Woodpushers Are Gay': The Role of Provocation in Bullying
Clifford Beers Foundation & University of Maryland
Computing, Health and Science
Exercise, Biomedical and Health Science, Child Health Promotion Research Centre
This mixed-methods study found that upper primary school students who report that they bully others use the perception that they are provoked in some way to justify their bullying behaviour. While some students provided examples of subversive provocation in which the person being bullied was 'annoying', others used their own victimisation as a means to justify their bullying behaviour. Use of perceived provocation enabled students to shift the blame to the student being bullied and consequently to ease their feelings of dissonance over a potentially socially undesirable behaviour. The labelling of some students provided further justification of their behaviour for those who bullied others.
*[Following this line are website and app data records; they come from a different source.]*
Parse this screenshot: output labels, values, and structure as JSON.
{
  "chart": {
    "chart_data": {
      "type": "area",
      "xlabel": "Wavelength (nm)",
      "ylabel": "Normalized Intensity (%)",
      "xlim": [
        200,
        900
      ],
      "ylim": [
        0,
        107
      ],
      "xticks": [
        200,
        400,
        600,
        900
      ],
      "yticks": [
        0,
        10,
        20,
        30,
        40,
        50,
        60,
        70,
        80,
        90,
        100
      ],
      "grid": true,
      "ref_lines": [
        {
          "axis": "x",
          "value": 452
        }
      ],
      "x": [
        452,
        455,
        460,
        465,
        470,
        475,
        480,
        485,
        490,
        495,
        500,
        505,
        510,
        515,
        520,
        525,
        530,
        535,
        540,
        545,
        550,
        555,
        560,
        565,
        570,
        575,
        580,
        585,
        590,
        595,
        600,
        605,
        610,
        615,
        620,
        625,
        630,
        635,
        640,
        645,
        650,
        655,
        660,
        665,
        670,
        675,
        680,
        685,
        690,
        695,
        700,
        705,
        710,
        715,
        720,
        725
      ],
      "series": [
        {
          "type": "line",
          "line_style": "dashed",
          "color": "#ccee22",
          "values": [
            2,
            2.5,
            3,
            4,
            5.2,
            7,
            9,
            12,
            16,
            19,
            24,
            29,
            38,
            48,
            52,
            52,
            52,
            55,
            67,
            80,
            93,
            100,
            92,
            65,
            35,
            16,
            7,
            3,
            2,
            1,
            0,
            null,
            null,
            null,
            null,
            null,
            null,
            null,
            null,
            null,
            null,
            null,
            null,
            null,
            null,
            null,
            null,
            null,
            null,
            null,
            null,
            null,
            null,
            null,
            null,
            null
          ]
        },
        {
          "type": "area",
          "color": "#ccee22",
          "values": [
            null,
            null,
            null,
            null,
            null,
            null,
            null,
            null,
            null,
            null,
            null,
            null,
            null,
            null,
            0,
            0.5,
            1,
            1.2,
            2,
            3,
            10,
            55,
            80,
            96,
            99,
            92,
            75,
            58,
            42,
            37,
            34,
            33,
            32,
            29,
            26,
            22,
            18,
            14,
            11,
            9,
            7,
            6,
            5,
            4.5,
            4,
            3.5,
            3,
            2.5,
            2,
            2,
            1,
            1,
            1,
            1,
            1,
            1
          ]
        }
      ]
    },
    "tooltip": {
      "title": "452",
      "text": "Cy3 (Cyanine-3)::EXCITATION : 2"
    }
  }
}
Semi-structured one-to-one interviews were conducted with a purposive sample of Grade 7 students aged approximately 12 years (N = 51) who reported on a self-report questionnaire that they had bullied others, either regularly or occasionally, as part of a three-year randomised control trial bullying prevention intervention project.